Pictures are to be left out; every line from the one that holds "Enumerate this screenshot's" to the end of the data is to be retyped exactly.

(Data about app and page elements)
□ □ □ □

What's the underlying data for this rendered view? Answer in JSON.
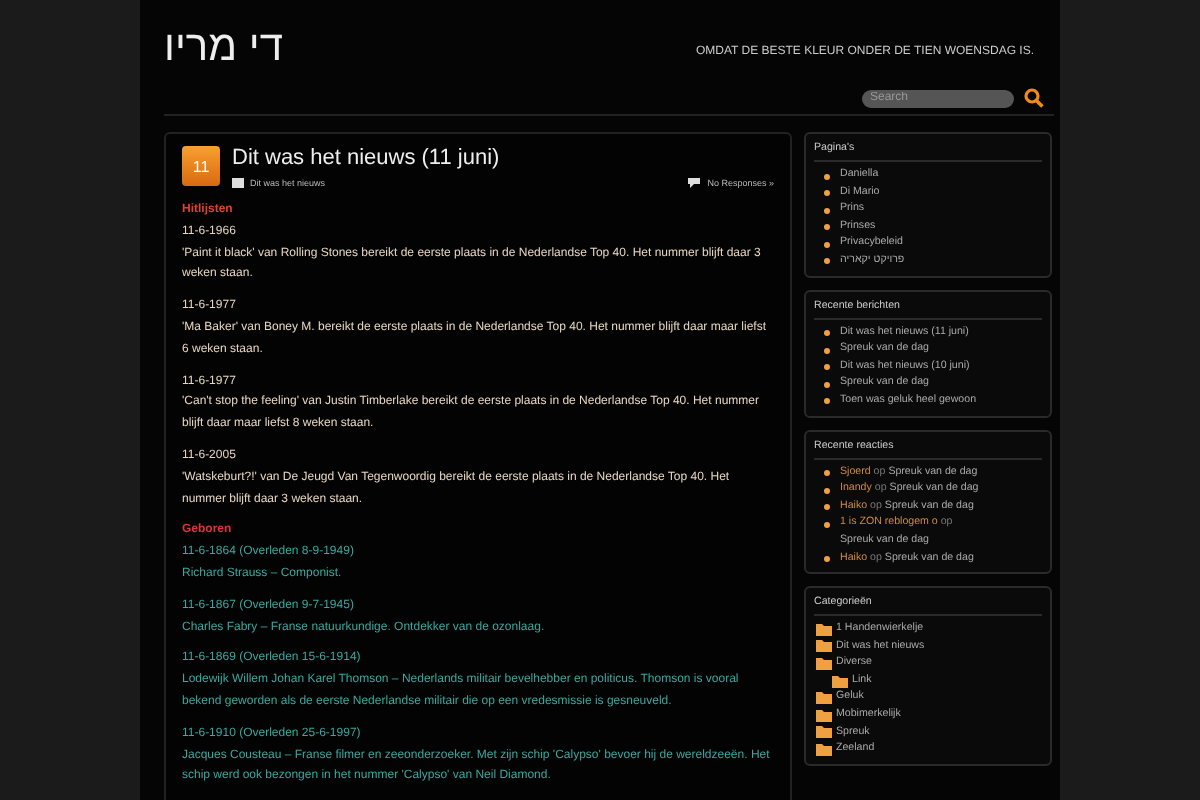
{
  "site": {
    "title": "די מריו",
    "tagline": "OMDAT DE BESTE KLEUR ONDER DE TIEN WOENSDAG IS.",
    "search": {
      "placeholder": "Search"
    }
  },
  "post": {
    "day": "11",
    "title": "Dit was het nieuws (11 juni)",
    "category": "Dit was het nieuws",
    "responses": "No Responses »",
    "sections": [
      {
        "heading": "Hitlijsten",
        "kind": "hits",
        "entries": [
          {
            "date": "11-6-1966",
            "text": "'Paint it black' van Rolling Stones bereikt de eerste plaats in de Nederlandse Top 40. Het nummer blijft daar 3 weken staan."
          },
          {
            "date": "11-6-1977",
            "text": "'Ma Baker' van Boney M. bereikt de eerste plaats in de Nederlandse Top 40. Het nummer blijft daar maar liefst 6 weken staan."
          },
          {
            "date": "11-6-1977",
            "text": "'Can't stop the feeling' van Justin Timberlake bereikt de eerste plaats in de Nederlandse Top 40. Het nummer blijft daar maar liefst 8 weken staan."
          },
          {
            "date": "11-6-2005",
            "text": "'Watskeburt?!' van De Jeugd Van Tegenwoordig bereikt de eerste plaats in de Nederlandse Top 40. Het nummer blijft daar 3 weken staan."
          }
        ]
      },
      {
        "heading": "Geboren",
        "kind": "births",
        "entries": [
          {
            "date": "11-6-1864 (Overleden 8-9-1949)",
            "text": "Richard Strauss – Componist."
          },
          {
            "date": "11-6-1867 (Overleden 9-7-1945)",
            "text": "Charles Fabry – Franse natuurkundige. Ontdekker van de ozonlaag."
          },
          {
            "date": "11-6-1869 (Overleden 15-6-1914)",
            "text": "Lodewijk Willem Johan Karel Thomson – Nederlands militair bevelhebber en politicus. Thomson is vooral bekend geworden als de eerste Nederlandse militair die op een vredesmissie is gesneuveld."
          },
          {
            "date": "11-6-1910 (Overleden 25-6-1997)",
            "text": "Jacques Cousteau – Franse filmer en zeeonderzoeker. Met zijn schip 'Calypso' bevoer hij de wereldzeeën. Het schip werd ook bezongen in het nummer 'Calypso' van Neil Diamond."
          }
        ]
      }
    ]
  },
  "sidebar": {
    "pages": {
      "title": "Pagina's",
      "items": [
        "Daniella",
        "Di Mario",
        "Prins",
        "Prinses",
        "Privacybeleid",
        "פרויקט יקאריה"
      ]
    },
    "recent_posts": {
      "title": "Recente berichten",
      "items": [
        "Dit was het nieuws (11 juni)",
        "Spreuk van de dag",
        "Dit was het nieuws (10 juni)",
        "Spreuk van de dag",
        "Toen was geluk heel gewoon"
      ]
    },
    "recent_comments": {
      "title": "Recente reacties",
      "items": [
        {
          "author": "Sjoerd",
          "connector": "op",
          "post": "Spreuk van de dag"
        },
        {
          "author": "Inandy",
          "connector": "op",
          "post": "Spreuk van de dag"
        },
        {
          "author": "Haiko",
          "connector": "op",
          "post": "Spreuk van de dag"
        },
        {
          "author": "1 is ZON reblogem o",
          "connector": "op",
          "post": "Spreuk van de dag"
        },
        {
          "author": "Haiko",
          "connector": "op",
          "post": "Spreuk van de dag"
        }
      ]
    },
    "categories": {
      "title": "Categorieën",
      "items": [
        {
          "label": "1 Handenwierkelje"
        },
        {
          "label": "Dit was het nieuws"
        },
        {
          "label": "Diverse",
          "children": [
            {
              "label": "Link"
            }
          ]
        },
        {
          "label": "Geluk"
        },
        {
          "label": "Mobimerkelijk"
        },
        {
          "label": "Spreuk"
        },
        {
          "label": "Zeeland"
        }
      ]
    }
  }
}
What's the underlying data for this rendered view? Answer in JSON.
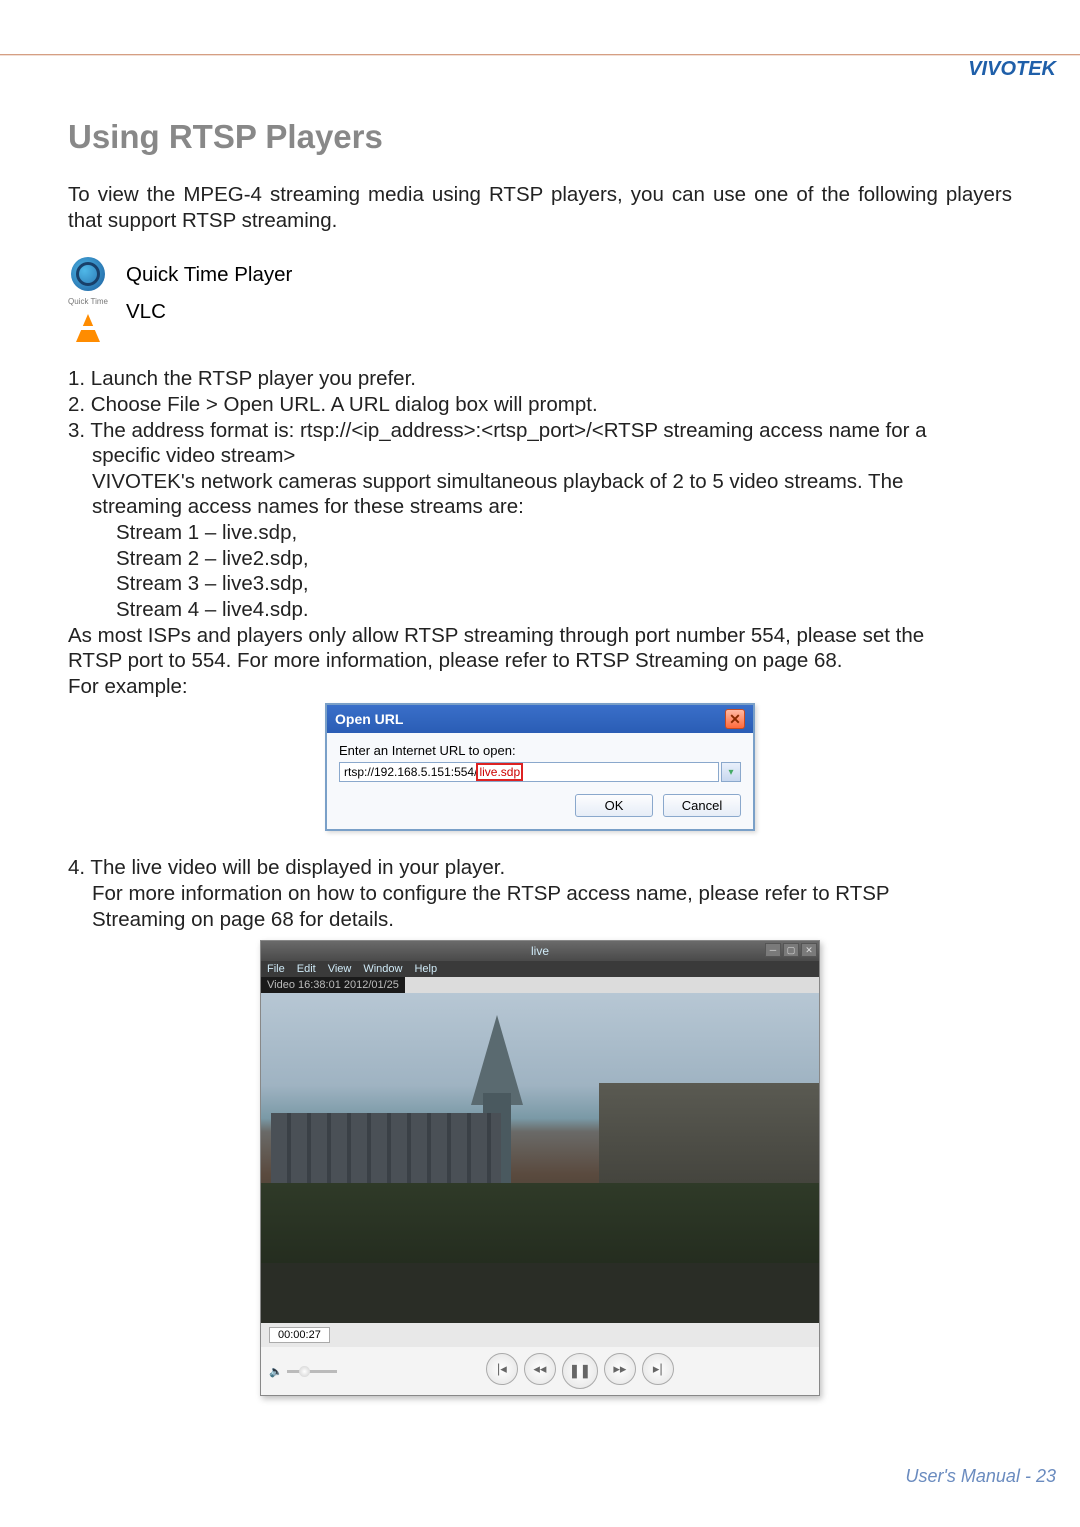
{
  "header": {
    "brand": "VIVOTEK"
  },
  "title": "Using RTSP Players",
  "intro": "To view the MPEG-4 streaming media using RTSP players, you can use one of the following players that support RTSP streaming.",
  "players": {
    "quicktime": "Quick Time Player",
    "vlc": "VLC",
    "qt_sub": "Quick Time"
  },
  "steps": {
    "s1": "1. Launch the RTSP player you prefer.",
    "s2": "2. Choose File > Open URL. A URL dialog box will prompt.",
    "s3a": "3. The address format is:  rtsp://<ip_address>:<rtsp_port>/<RTSP streaming access name for a",
    "s3b": "specific video stream>",
    "s3c": "VIVOTEK's network cameras support simultaneous playback of 2 to 5 video streams. The",
    "s3d": "streaming access names for these streams are:",
    "stream1": "Stream 1 – live.sdp,",
    "stream2": "Stream 2 – live2.sdp,",
    "stream3": "Stream 3 – live3.sdp,",
    "stream4": "Stream 4 – live4.sdp.",
    "isp1": "As most ISPs and players only allow RTSP streaming through port number 554, please set the",
    "isp2": "RTSP port to 554. For more information, please refer to RTSP Streaming on page 68.",
    "example_label": "For example:",
    "s4a": "4. The live video will be displayed in your player.",
    "s4b": "For more information on how to configure the RTSP access name, please refer to RTSP",
    "s4c": "Streaming on page 68 for details."
  },
  "dialog": {
    "title": "Open URL",
    "label": "Enter an Internet URL to open:",
    "url_prefix": "rtsp://192.168.5.151:554/",
    "url_highlight": "live.sdp",
    "ok": "OK",
    "cancel": "Cancel"
  },
  "player": {
    "title": "live",
    "menus": [
      "File",
      "Edit",
      "View",
      "Window",
      "Help"
    ],
    "overlay": "Video 16:38:01 2012/01/25",
    "time": "00:00:27"
  },
  "footer": {
    "label": "User's Manual",
    "page": "23"
  }
}
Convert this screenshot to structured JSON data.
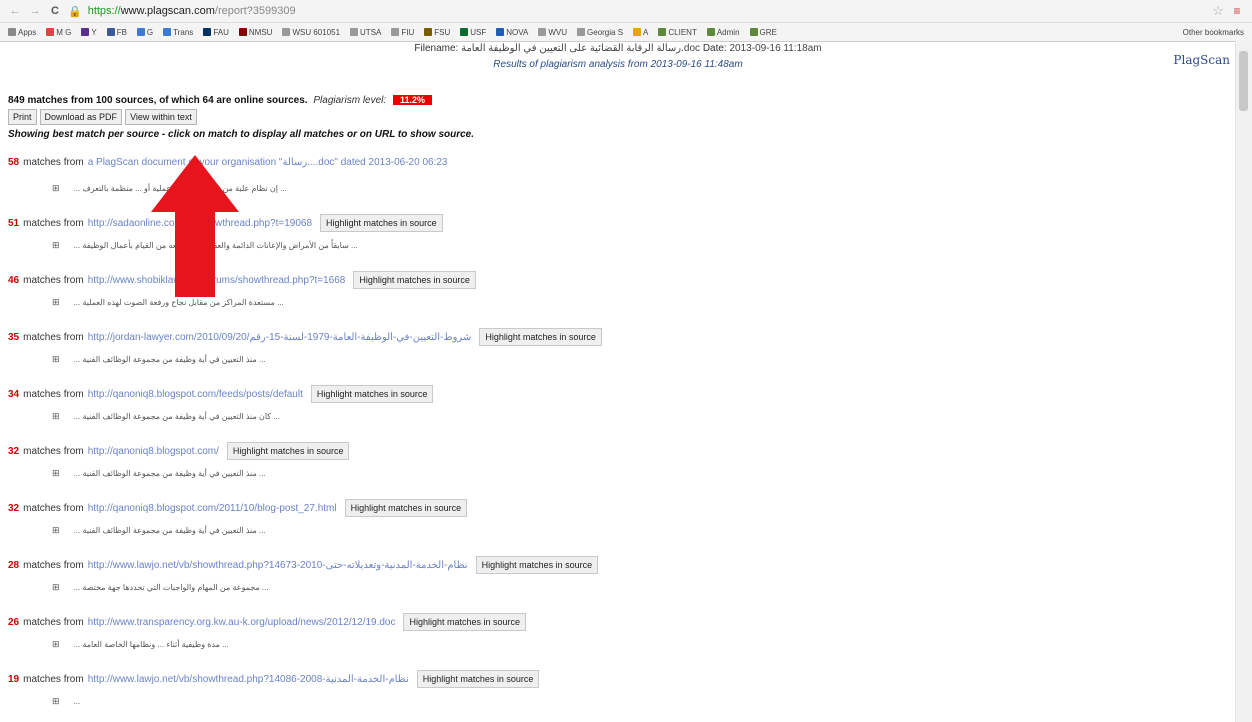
{
  "browser": {
    "url_proto": "https://",
    "url_host": "www.plagscan.com",
    "url_path": "/report?3599309",
    "bookmarks": [
      {
        "label": "Apps",
        "color": "#888"
      },
      {
        "label": "M G",
        "color": "#d44"
      },
      {
        "label": "Y",
        "color": "#5a2d91"
      },
      {
        "label": "FB",
        "color": "#3b5998"
      },
      {
        "label": "G",
        "color": "#3b7bd4"
      },
      {
        "label": "Trans",
        "color": "#3b7bd4"
      },
      {
        "label": "FAU",
        "color": "#003366"
      },
      {
        "label": "NMSU",
        "color": "#8b0000"
      },
      {
        "label": "WSU 601051",
        "color": "#999"
      },
      {
        "label": "UTSA",
        "color": "#999"
      },
      {
        "label": "FIU",
        "color": "#999"
      },
      {
        "label": "FSU",
        "color": "#7a5c00"
      },
      {
        "label": "USF",
        "color": "#0a6b2e"
      },
      {
        "label": "NOVA",
        "color": "#1a5fb4"
      },
      {
        "label": "WVU",
        "color": "#999"
      },
      {
        "label": "Georgia S",
        "color": "#999"
      },
      {
        "label": "A",
        "color": "#e8a317"
      },
      {
        "label": "CLIENT",
        "color": "#5c8a3a"
      },
      {
        "label": "Admin",
        "color": "#5c8a3a"
      },
      {
        "label": "GRE",
        "color": "#5c8a3a"
      }
    ],
    "other_bookmarks": "Other bookmarks"
  },
  "header": {
    "filename_label": "Filename:",
    "filename": "رسالة الرقابة القضائية على التعيين في الوظيفة العامة.doc",
    "date_label": "Date:",
    "date": "2013-09-16 11:18am",
    "results": "Results of plagiarism analysis from 2013-09-16 11:48am",
    "logo": "PlagScan"
  },
  "summary": {
    "text": "849 matches from 100 sources, of which 64 are online sources.",
    "plagiarism_label": "Plagiarism level:",
    "plagiarism_level": "11.2%"
  },
  "buttons": {
    "print": "Print",
    "download": "Download as PDF",
    "view": "View within text"
  },
  "instruction": "Showing best match per source - click on match to display all matches or on URL to show source.",
  "matches_from_label": "matches from",
  "highlight_label": "Highlight matches in source",
  "matches": [
    {
      "count": "58",
      "source": "a PlagScan document of your organisation \"رسالة....doc\" dated 2013-06-20 06:23",
      "has_button": false,
      "snippet": "... إن نظام علبة من منظمة ... التي عملية أو ... منظمة بالتعرف ..."
    },
    {
      "count": "51",
      "source": "http://sadaonline.com/vb/showthread.php?t=19068",
      "has_button": true,
      "snippet": "... سابقاً من الأمراض والإعانات الدائمة والعقلية التي تمنعه من القيام بأعمال الوظيفة ..."
    },
    {
      "count": "46",
      "source": "http://www.shobiklaw.com/forums/showthread.php?t=1668",
      "has_button": true,
      "snippet": "... مستعدة المراكز من مقابل نجاح ورفعة الصوت لهذه العملية ..."
    },
    {
      "count": "35",
      "source": "http://jordan-lawyer.com/2010/09/20/شروط-التعيين-في-الوظيفة-العامة-1979-لسنة-15-رقم",
      "has_button": true,
      "snippet": "... منذ التعيين في أية وظيفة من مجموعة الوظائف الفنية ..."
    },
    {
      "count": "34",
      "source": "http://qanoniq8.blogspot.com/feeds/posts/default",
      "has_button": true,
      "snippet": "... كان منذ التعيين في أية وظيفة من مجموعة الوظائف الفنية ..."
    },
    {
      "count": "32",
      "source": "http://qanoniq8.blogspot.com/",
      "has_button": true,
      "snippet": "... منذ التعيين في أية وظيفة من مجموعة الوظائف الفنية ..."
    },
    {
      "count": "32",
      "source": "http://qanoniq8.blogspot.com/2011/10/blog-post_27.html",
      "has_button": true,
      "snippet": "... منذ التعيين في أية وظيفة من مجموعة الوظائف الفنية ..."
    },
    {
      "count": "28",
      "source": "http://www.lawjo.net/vb/showthread.php?14673-2010-نظام-الخدمة-المدنية-وتعديلاته-حتى",
      "has_button": true,
      "snippet": "... مجموعة من المهام والواجبات التي تحددها جهة مختصة ..."
    },
    {
      "count": "26",
      "source": "http://www.transparency.org.kw.au-k.org/upload/news/2012/12/19.doc",
      "has_button": true,
      "snippet": "... مدة وظيفية أثناء ... ونظامها الخاصة العامة ..."
    },
    {
      "count": "19",
      "source": "http://www.lawjo.net/vb/showthread.php?14086-2008-نظام-الخدمة-المدنية",
      "has_button": true,
      "snippet": "..."
    }
  ]
}
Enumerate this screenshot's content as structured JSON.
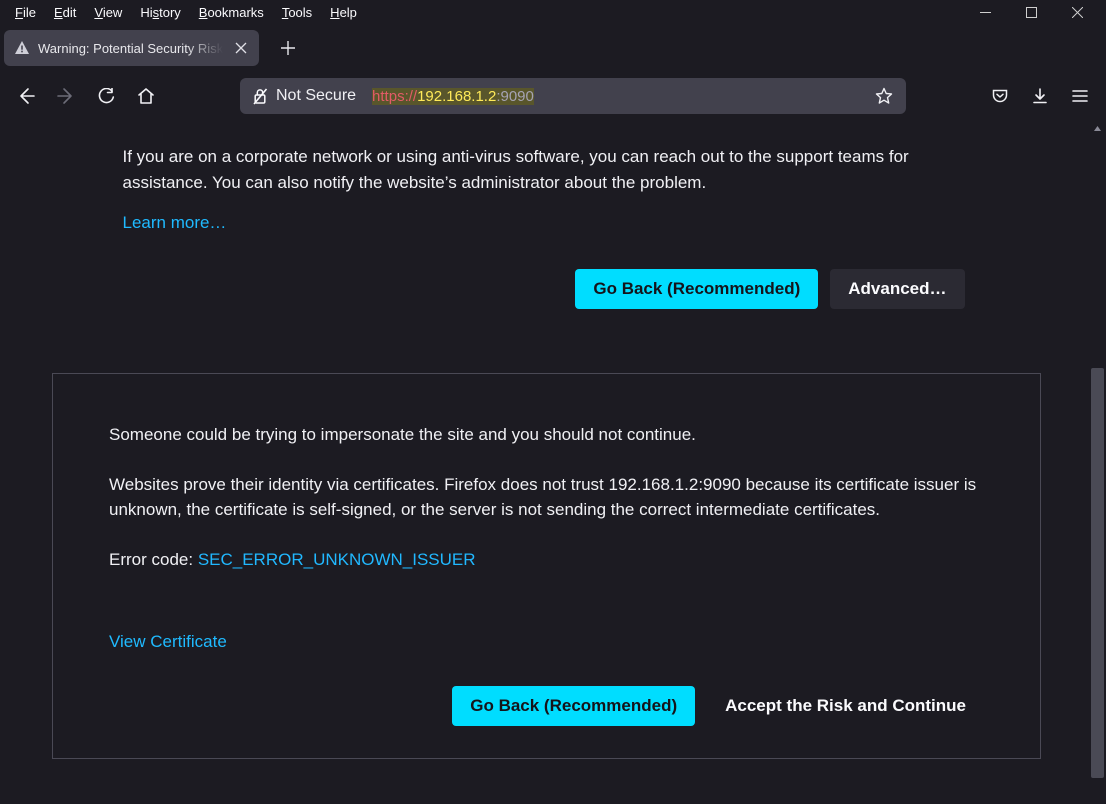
{
  "menubar": {
    "file": "File",
    "edit": "Edit",
    "view": "View",
    "history": "History",
    "bookmarks": "Bookmarks",
    "tools": "Tools",
    "help": "Help"
  },
  "tab": {
    "title": "Warning: Potential Security Risk"
  },
  "nav": {
    "not_secure": "Not Secure",
    "url_proto": "https://",
    "url_host": "192.168.1.2",
    "url_port": ":9090"
  },
  "warning": {
    "corp_para": "If you are on a corporate network or using anti-virus software, you can reach out to the support teams for assistance. You can also notify the website’s administrator about the problem.",
    "learn_more": "Learn more…",
    "go_back": "Go Back (Recommended)",
    "advanced": "Advanced…"
  },
  "advanced": {
    "impersonate": "Someone could be trying to impersonate the site and you should not continue.",
    "explain": "Websites prove their identity via certificates. Firefox does not trust 192.168.1.2:9090 because its certificate issuer is unknown, the certificate is self-signed, or the server is not sending the correct intermediate certificates.",
    "error_label": "Error code: ",
    "error_code": "SEC_ERROR_UNKNOWN_ISSUER",
    "view_cert": "View Certificate",
    "go_back": "Go Back (Recommended)",
    "accept": "Accept the Risk and Continue"
  }
}
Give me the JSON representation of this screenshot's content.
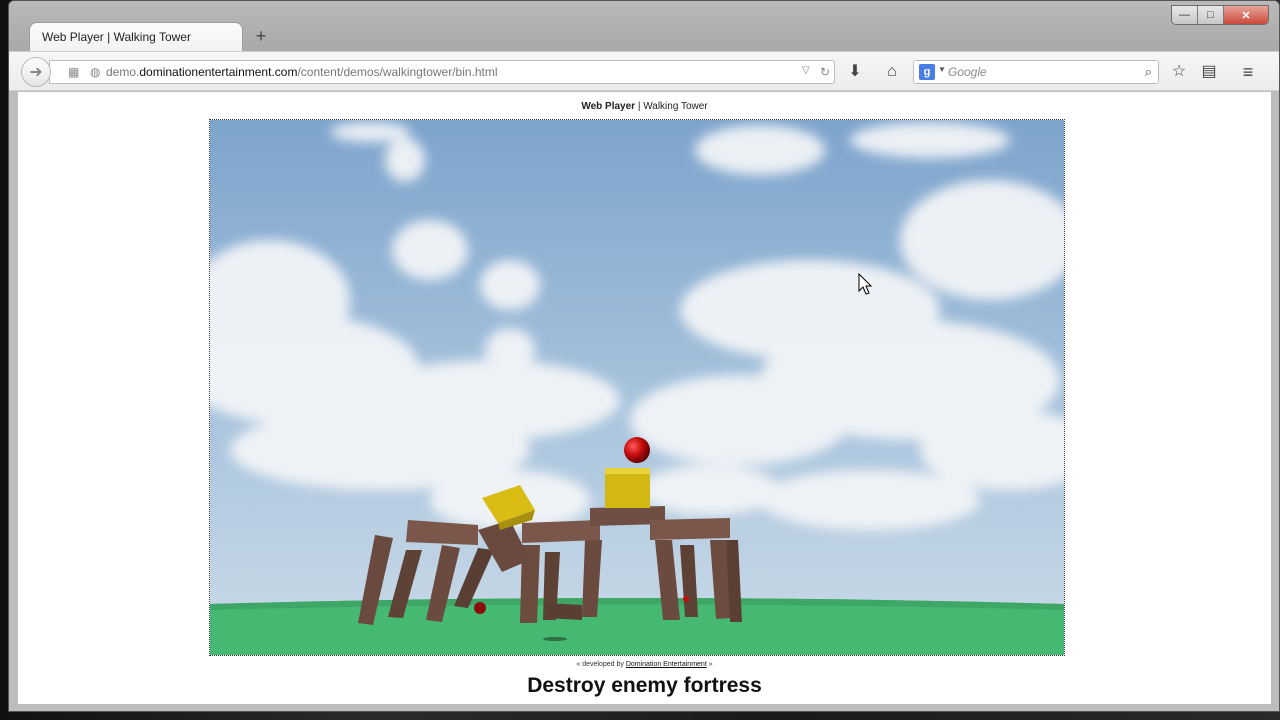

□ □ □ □

*Result of the task*
Enumerate this screenshot's content as structured JSON.
{
  "menubar": {
    "file": "File",
    "edit": "Edit",
    "view": "View",
    "history": "History",
    "bookmarks": "Bookmarks",
    "tools": "Tools",
    "help": "Help"
  },
  "tab": {
    "title": "Warning: Potential Security Risk"
  },
  "nav": {
    "not_secure": "Not Secure",
    "url_proto": "https://",
    "url_host": "192.168.1.2",
    "url_port": ":9090"
  },
  "warning": {
    "corp_para": "If you are on a corporate network or using anti-virus software, you can reach out to the support teams for assistance. You can also notify the website’s administrator about the problem.",
    "learn_more": "Learn more…",
    "go_back": "Go Back (Recommended)",
    "advanced": "Advanced…"
  },
  "advanced": {
    "impersonate": "Someone could be trying to impersonate the site and you should not continue.",
    "explain": "Websites prove their identity via certificates. Firefox does not trust 192.168.1.2:9090 because its certificate issuer is unknown, the certificate is self-signed, or the server is not sending the correct intermediate certificates.",
    "error_label": "Error code: ",
    "error_code": "SEC_ERROR_UNKNOWN_ISSUER",
    "view_cert": "View Certificate",
    "go_back": "Go Back (Recommended)",
    "accept": "Accept the Risk and Continue"
  }
}
Give me the JSON representation of this screenshot's content.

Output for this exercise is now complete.